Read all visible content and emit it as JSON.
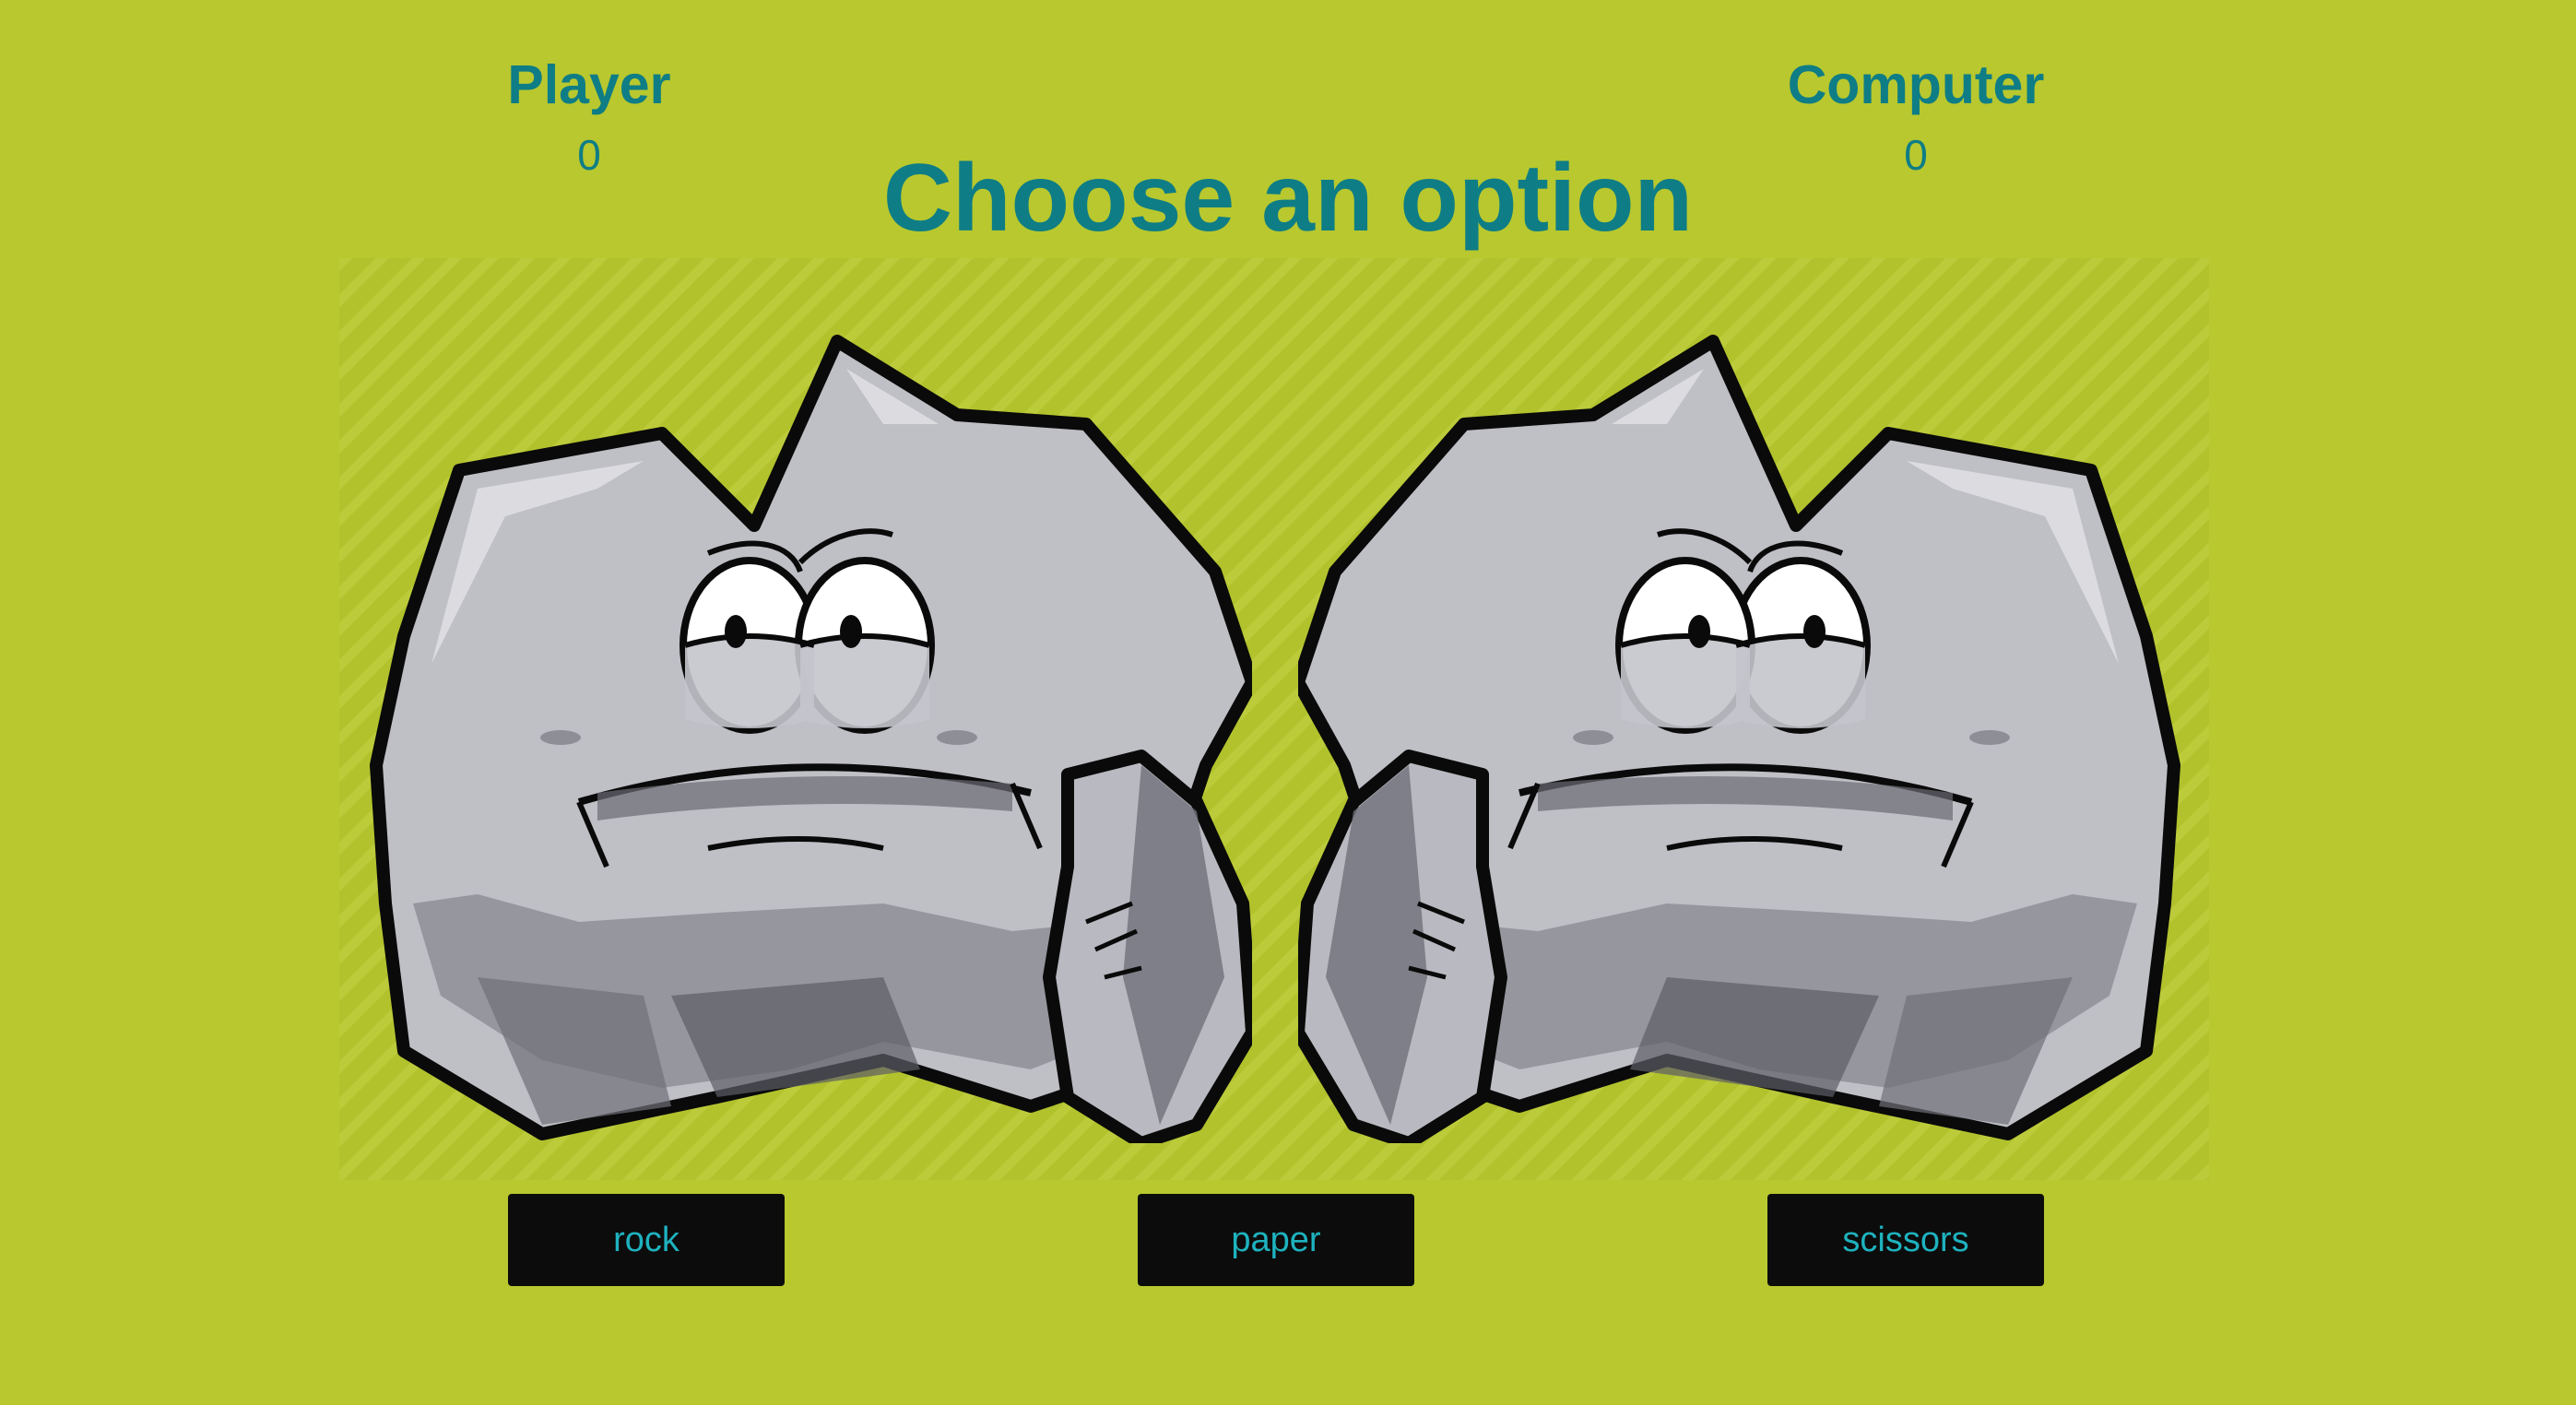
{
  "scoreboard": {
    "player_label": "Player",
    "player_score": "0",
    "computer_label": "Computer",
    "computer_score": "0"
  },
  "title": "Choose an option",
  "hands": {
    "player": "rock-icon",
    "computer": "rock-icon"
  },
  "buttons": {
    "rock": "rock",
    "paper": "paper",
    "scissors": "scissors"
  },
  "colors": {
    "background": "#b8c82e",
    "accent_text": "#0e7d86",
    "button_bg": "#0c0c0c",
    "button_text": "#1eb2bf"
  }
}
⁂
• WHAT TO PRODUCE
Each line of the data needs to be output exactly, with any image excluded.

• COMPLETED TASK
Read all visible content and emit it as JSON.
{
  "scoreboard": {
    "player_label": "Player",
    "player_score": "0",
    "computer_label": "Computer",
    "computer_score": "0"
  },
  "title": "Choose an option",
  "hands": {
    "player": "rock-icon",
    "computer": "rock-icon"
  },
  "buttons": {
    "rock": "rock",
    "paper": "paper",
    "scissors": "scissors"
  },
  "colors": {
    "background": "#b8c82e",
    "accent_text": "#0e7d86",
    "button_bg": "#0c0c0c",
    "button_text": "#1eb2bf"
  }
}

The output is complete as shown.